+++ Task input

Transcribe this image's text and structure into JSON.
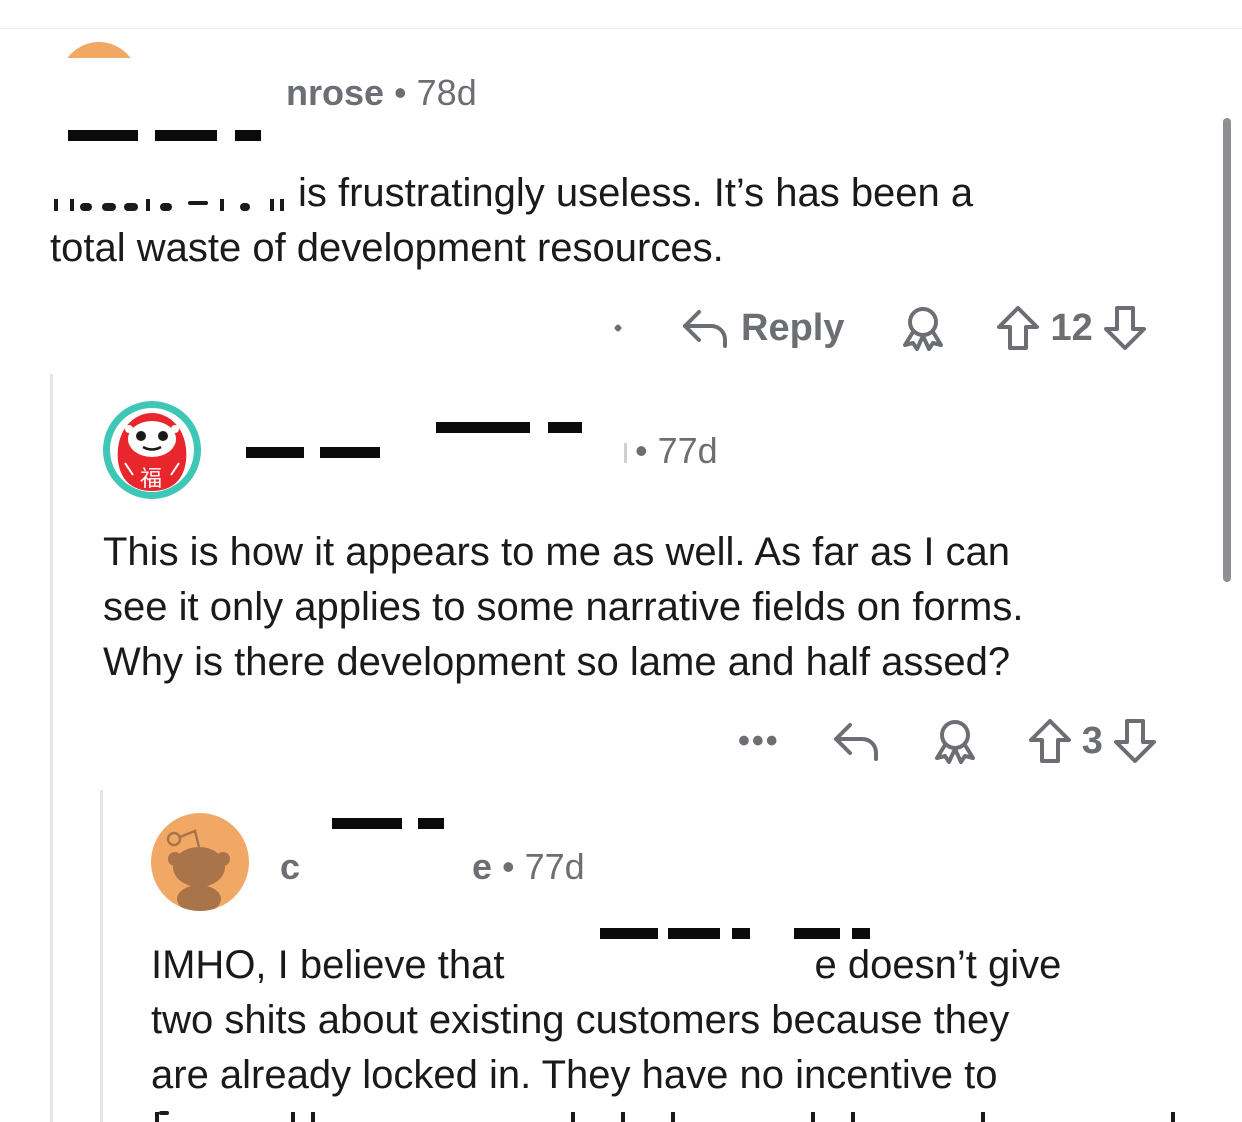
{
  "comment1": {
    "username": "nrose",
    "age": "78d",
    "lines": [
      "is frustratingly useless. It’s has been a",
      "total waste of development resources."
    ],
    "reply_label": "Reply",
    "votes": "12",
    "icons": {
      "reply": "reply-arrow-icon",
      "award": "award-icon",
      "upvote": "upvote-arrow-icon",
      "downvote": "downvote-arrow-icon"
    }
  },
  "comment2": {
    "age": "77d",
    "lines": [
      "This is how it appears to me as well.  As far as I can",
      "see it only applies to some narrative fields on forms.",
      "Why is there development so lame and half assed?"
    ],
    "more_label": "•••",
    "votes": "3",
    "avatar": {
      "name": "daruma-avatar",
      "glyph": "福",
      "ring_color": "#3ec6b6",
      "fill_color": "#e8262b"
    }
  },
  "comment3": {
    "username_start": "c",
    "username_end": "e",
    "age": "77d",
    "lines": [
      {
        "before": "IMHO, I believe that",
        "after": "e doesn’t give"
      },
      "two shits about existing customers because they",
      "are already locked in. They have no incentive to"
    ],
    "avatar": {
      "name": "snoo-avatar",
      "bg_color": "#f2a865",
      "figure_color": "#a9744a"
    }
  }
}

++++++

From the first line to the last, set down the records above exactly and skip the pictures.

Answer to this exercise ->
Transcribe this image's text and structure into JSON.
{
  "comment1": {
    "username": "nrose",
    "age": "78d",
    "lines": [
      "is frustratingly useless. It’s has been a",
      "total waste of development resources."
    ],
    "reply_label": "Reply",
    "votes": "12",
    "icons": {
      "reply": "reply-arrow-icon",
      "award": "award-icon",
      "upvote": "upvote-arrow-icon",
      "downvote": "downvote-arrow-icon"
    }
  },
  "comment2": {
    "age": "77d",
    "lines": [
      "This is how it appears to me as well.  As far as I can",
      "see it only applies to some narrative fields on forms.",
      "Why is there development so lame and half assed?"
    ],
    "more_label": "•••",
    "votes": "3",
    "avatar": {
      "name": "daruma-avatar",
      "glyph": "福",
      "ring_color": "#3ec6b6",
      "fill_color": "#e8262b"
    }
  },
  "comment3": {
    "username_start": "c",
    "username_end": "e",
    "age": "77d",
    "lines": [
      {
        "before": "IMHO, I believe that",
        "after": "e doesn’t give"
      },
      "two shits about existing customers because they",
      "are already locked in. They have no incentive to"
    ],
    "avatar": {
      "name": "snoo-avatar",
      "bg_color": "#f2a865",
      "figure_color": "#a9744a"
    }
  }
}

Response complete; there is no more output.